This is really just common sense since competition will typically keep prices lower.
6. Fill Up Near State Lines
Filling up near state lines will save you money. States are more competitive because of any difference in taxes. For example, the combined tax in Illinois is nearly $0.61 per gallon, where Missouri is $0.36 per gallon. This holds a lot of weight if you travel the roads in the Northeast or the Mid-Atlantic since a typical road trip often involves crossing multiple state lines.
Be sure to take a moment of silence to remember the brave service men and women who died while serving in the United States Armed Forces. Have fun cooking, attending parades, swimming in the ocean, camping in the mountains or just relaxing this Memorial Day and from everyone at Windsor Nissan, please drive safe…and save some money at the gas pumps!!!
We all know that it is not necessary to pump your own gas in the great state of New Jersey. This is a brilliant concept for those who live in NJ, and stay in NJ, but once a New Jerseyan crosses the border into Pennsylvania, New York, or Delaware, going to the gas station is a whole different ballgame. No longer is it a quick, painless trip; it becomes a full-on battle of ‘you vs. the gas pump’. The following is a guide for New Jerseyans on how to properly pump gas, so that when presented with the challenge, the outcome will not result in tangled hoses, gas stained hands, or the genius question of: ‘do I pay before or after I pump?!’. After you read this guide you will be just as capable of skillfully pumping gas like our nice neighbors (and, maybe, even better!).
First Things First: Know which side of the car your gas tank door is on. It is quite embarrassing to drive up to a pump, turn off your car and get out, only to realize that you need to get back into your car and move to the other side of the pump. Save yourself the trouble, and embarrassment, – remember what side your gas tank door is on!
Okay, Another First Thing: Keep baby wipes in your middle consul. After you are finished pumping your gas you can use them to wipe your hands and get rid of the smell the gas pump left behind.

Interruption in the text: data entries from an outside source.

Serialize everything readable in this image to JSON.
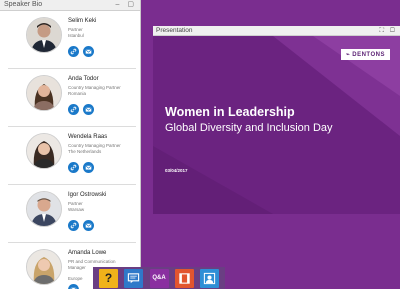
{
  "speaker_bio": {
    "title": "Speaker Bio",
    "controls": "–  ▢",
    "speakers": [
      {
        "name": "Selim Keki",
        "role": "Partner",
        "location": "Istanbul",
        "icons": [
          "link-icon",
          "email-icon"
        ]
      },
      {
        "name": "Anda Todor",
        "role": "Country Managing Partner",
        "location": "Romania",
        "icons": [
          "link-icon",
          "email-icon"
        ]
      },
      {
        "name": "Wendela Raas",
        "role": "Country Managing Partner",
        "location": "The Netherlands",
        "icons": [
          "link-icon",
          "email-icon"
        ]
      },
      {
        "name": "Igor Ostrowski",
        "role": "Partner",
        "location": "Warsaw",
        "icons": [
          "link-icon",
          "email-icon"
        ]
      },
      {
        "name": "Amanda Lowe",
        "role": "PR and Communication Manager",
        "location": "Europe",
        "icons": [
          "email-icon"
        ]
      }
    ]
  },
  "presentation": {
    "title": "Presentation",
    "controls": "⛶ ▢",
    "slide": {
      "logo": "⌁ DENTONS",
      "title": "Women in Leadership",
      "subtitle": "Global Diversity and Inclusion Day",
      "date": "03/04/2017"
    }
  },
  "toolbar": {
    "help_label": "?",
    "qa_label": "Q&A",
    "buttons": [
      "help-icon",
      "chat-icon",
      "qa-icon",
      "media-icon",
      "people-icon"
    ]
  },
  "colors": {
    "brand_purple": "#7a2d8f",
    "accent_blue": "#1a79c9",
    "help_yellow": "#f0b21a",
    "media_orange": "#e2552f"
  }
}
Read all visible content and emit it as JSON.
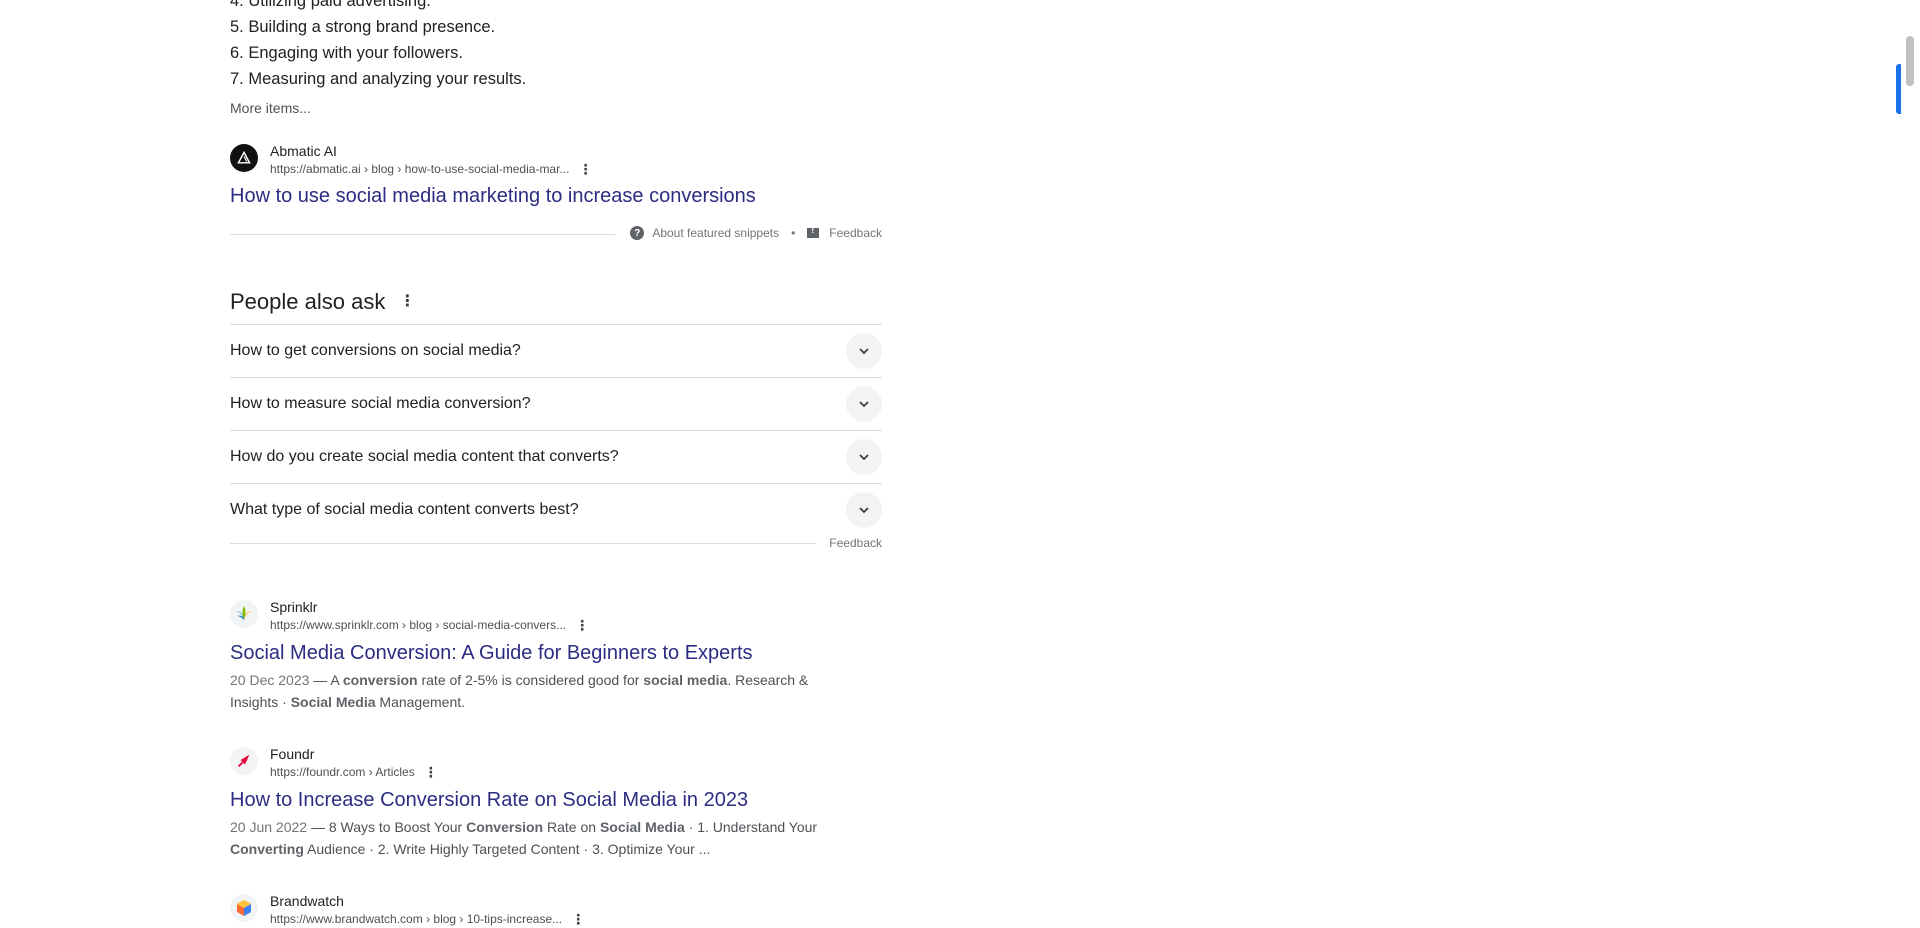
{
  "snippet": {
    "list_items": [
      "4. Utilizing paid advertising.",
      "5. Building a strong brand presence.",
      "6. Engaging with your followers.",
      "7. Measuring and analyzing your results."
    ],
    "more_items": "More items...",
    "source_name": "Abmatic AI",
    "source_url": "https://abmatic.ai › blog › how-to-use-social-media-mar...",
    "title": "How to use social media marketing to increase conversions",
    "about_label": "About featured snippets",
    "separator": "•",
    "feedback_label": "Feedback"
  },
  "paa": {
    "heading": "People also ask",
    "questions": [
      "How to get conversions on social media?",
      "How to measure social media conversion?",
      "How do you create social media content that converts?",
      "What type of social media content converts best?"
    ],
    "feedback_label": "Feedback"
  },
  "results": [
    {
      "site": "Sprinklr",
      "url": "https://www.sprinklr.com › blog › social-media-convers...",
      "title": "Social Media Conversion: A Guide for Beginners to Experts",
      "date": "20 Dec 2023",
      "dash": " — ",
      "s1": "A ",
      "b1": "conversion",
      "s2": " rate of 2-5% is considered good for ",
      "b2": "social media",
      "s3": ". Research & Insights · ",
      "b3": "Social Media",
      "s4": " Management."
    },
    {
      "site": "Foundr",
      "url": "https://foundr.com › Articles",
      "title": "How to Increase Conversion Rate on Social Media in 2023",
      "date": "20 Jun 2022",
      "dash": " — ",
      "s1": "8 Ways to Boost Your ",
      "b1": "Conversion",
      "s2": " Rate on ",
      "b2": "Social Media",
      "s3": " · 1. Understand Your ",
      "b3": "Converting",
      "s4": " Audience · 2. Write Highly Targeted Content · 3. Optimize Your ..."
    },
    {
      "site": "Brandwatch",
      "url": "https://www.brandwatch.com › blog › 10-tips-increase..."
    }
  ],
  "icons": {
    "menu": "three-dot-menu-icon",
    "chevron": "chevron-down-icon",
    "help": "question-circle-icon",
    "feedback": "feedback-icon"
  },
  "colors": {
    "link_title": "#2c2c82",
    "accent": "#1a73e8"
  }
}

How to Handle the Gas Pump Kiosk: Remember to read the instructions on the gas pump kiosk – they are there for a reason! Many gas stations require that you pay before you pump. So, if you are paying by credit card you will most likely need to swipe your card and then proceed with the rest of the process. If you are paying by cash you will need to go inside the store, tell the attendant how much gas you want, and then pay before you go back out to your station to pump.
Once You Have Paid: Here is where the fun begins! You need to specify which type of gas you would like to pump (regular, premium, or super). Some kiosks will ask you this and make the process easy, but for others you just need to know to press the correlating button above the gas hose that pumps out the specific gas you want.
Making the Hose Work: In order to do this you will need to lift the hose’s handle off of its stand in the kiosk and then insert the nozzle of the hose into the gas tank opening. Make sure that the nozzle is secure – you don’t need it falling off and pouring gas out everywhere! Next, there will either be a switch or button on the pump to allow the gas to flow. Press/switch it. In order to get the gas through the nozzle of the hose you will need to pull up on the trigger located in the handle of the hose (you will know what this is when you grasp the handle). Some of the triggers will lock, allowing the gas to move into the gas tank freely (which mean you can clean your windows or go get a snack). However, some of them do not have a lock and will make you hold down the trigger until the gas is finished pumping.
When It’s Done, It’s Done: You will know when your gas tank is full (or when you have reached your $ limit) when the gas stops pumping and you hear a loud ‘clunk’ sound (this is the pump shutting off). Remove the nozzle and place the handle back onto its proper place in the kiosk. Remember to screw your gas cap back on (and listen for the loud ‘click, click, click’ – when you hear that sound the gas cap is firmly screwed on)!
That’s all there is to it! You are now an expert gas pumper!
Remember: Always shut your car completely off before pumping gas!!